I'd be thrilled to find a technique issue to fix for more speed, but breathing more head down only slows me down so sayeth the stop watch.

Just how big is your head if it creates that much drag????

no200fly
May 23rd, 2013, 11:34 PM
The only time I ever hyperventilate with fly is when I think about swimming it... :afraid:

:D

vo2
May 24th, 2013, 08:31 AM
Just how big is your head if it creates that much drag????
I guess I never thought of it being a drag issue, but more that it disrupted my rhythm. Just so used to head up that anything different changes the feel of how my body flows.

sickfish
May 24th, 2013, 09:19 PM
I agree with the other posters that hyperventilation is not very likely, but what the coach may be talking about is inadequate air exchange when you breath too often. It never happens to me in long axis strokes, but sometimes on short axis strokes (especially breast stroke during an IM) I won't breath out fully on each stroke cycle and get the feeling of not getting enough oxygen. I have to concentrate on fully expressing all my air befor breathing in. It has also happened to me on butterfly when I breath every stroke, but more rarely. Just a thought.

This is what I do.

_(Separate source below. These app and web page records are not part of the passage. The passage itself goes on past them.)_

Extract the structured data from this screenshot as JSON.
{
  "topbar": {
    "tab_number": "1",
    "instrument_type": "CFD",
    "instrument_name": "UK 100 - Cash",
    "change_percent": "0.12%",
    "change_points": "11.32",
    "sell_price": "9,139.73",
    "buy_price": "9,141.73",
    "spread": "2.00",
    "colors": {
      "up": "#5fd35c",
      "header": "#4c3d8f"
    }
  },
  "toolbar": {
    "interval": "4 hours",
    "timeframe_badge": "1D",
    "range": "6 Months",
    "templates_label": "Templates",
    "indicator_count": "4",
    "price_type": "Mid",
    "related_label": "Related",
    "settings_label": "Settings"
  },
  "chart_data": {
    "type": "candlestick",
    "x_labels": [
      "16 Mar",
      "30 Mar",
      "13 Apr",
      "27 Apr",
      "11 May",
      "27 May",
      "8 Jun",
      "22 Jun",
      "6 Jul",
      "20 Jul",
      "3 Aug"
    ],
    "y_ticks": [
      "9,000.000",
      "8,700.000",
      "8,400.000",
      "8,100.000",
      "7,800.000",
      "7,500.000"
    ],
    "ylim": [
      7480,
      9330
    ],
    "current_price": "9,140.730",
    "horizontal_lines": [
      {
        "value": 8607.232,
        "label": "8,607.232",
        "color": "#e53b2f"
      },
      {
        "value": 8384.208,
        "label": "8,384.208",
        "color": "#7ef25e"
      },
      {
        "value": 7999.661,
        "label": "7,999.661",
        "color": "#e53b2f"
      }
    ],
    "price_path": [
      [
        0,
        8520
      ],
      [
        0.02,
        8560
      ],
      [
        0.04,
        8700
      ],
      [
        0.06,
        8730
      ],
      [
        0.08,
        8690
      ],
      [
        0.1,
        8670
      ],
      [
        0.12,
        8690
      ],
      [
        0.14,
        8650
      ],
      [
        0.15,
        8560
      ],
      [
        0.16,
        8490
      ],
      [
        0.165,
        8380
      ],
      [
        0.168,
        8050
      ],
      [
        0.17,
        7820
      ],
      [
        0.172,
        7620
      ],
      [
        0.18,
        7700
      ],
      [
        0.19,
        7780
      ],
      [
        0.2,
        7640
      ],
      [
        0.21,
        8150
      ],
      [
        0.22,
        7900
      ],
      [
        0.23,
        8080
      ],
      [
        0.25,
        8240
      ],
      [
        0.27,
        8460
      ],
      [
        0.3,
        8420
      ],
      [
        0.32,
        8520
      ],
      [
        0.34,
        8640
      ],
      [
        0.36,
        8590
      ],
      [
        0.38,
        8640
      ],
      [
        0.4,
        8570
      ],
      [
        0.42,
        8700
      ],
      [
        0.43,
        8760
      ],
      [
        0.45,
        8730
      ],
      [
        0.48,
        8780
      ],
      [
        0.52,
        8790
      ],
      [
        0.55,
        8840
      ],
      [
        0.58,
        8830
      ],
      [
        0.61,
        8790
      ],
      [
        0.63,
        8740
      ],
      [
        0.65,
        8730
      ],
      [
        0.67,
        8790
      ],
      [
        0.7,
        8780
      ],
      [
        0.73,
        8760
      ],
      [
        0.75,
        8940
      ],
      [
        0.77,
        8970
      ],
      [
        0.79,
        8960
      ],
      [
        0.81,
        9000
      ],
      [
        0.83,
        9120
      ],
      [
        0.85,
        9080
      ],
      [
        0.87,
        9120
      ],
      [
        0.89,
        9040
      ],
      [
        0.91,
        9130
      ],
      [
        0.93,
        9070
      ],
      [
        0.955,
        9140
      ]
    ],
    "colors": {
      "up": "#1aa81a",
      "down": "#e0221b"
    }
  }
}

Michael Heather
May 24th, 2013, 10:22 PM
Since the comments seem to be all over the map, I will throw in some more. Michael Phelps breathes every stroke and has not reported any ill effects. In fact, he was taught to breathe every stroke in order to simplify his overall stroke and have a consistent body position. Now you could try the same thing, but you need to remember that his kick is astounding. If your kick is so good that the arms are just there for show, go ahead and breathe as often as you like.

Head position is also important, as has been touched upon here, but not clarified. Breathing with your head in a position to see the other wall or starting blocks is not good. Every breath you take should be with the head in a neutral position, looking down at the water rather than ahead at a wall that is not going anywhere. A weak kick will result in water intake instead of air.

Older Flyers will still swim with one up one down breathing, but it really isn't very difficult to breather every stroke with some practice. hyperventilating is the least of any possible problem you might have. In fact, if you feel light headed or dizzy after swimming fly, it is most probably because you are holding your breath, not breathing too much.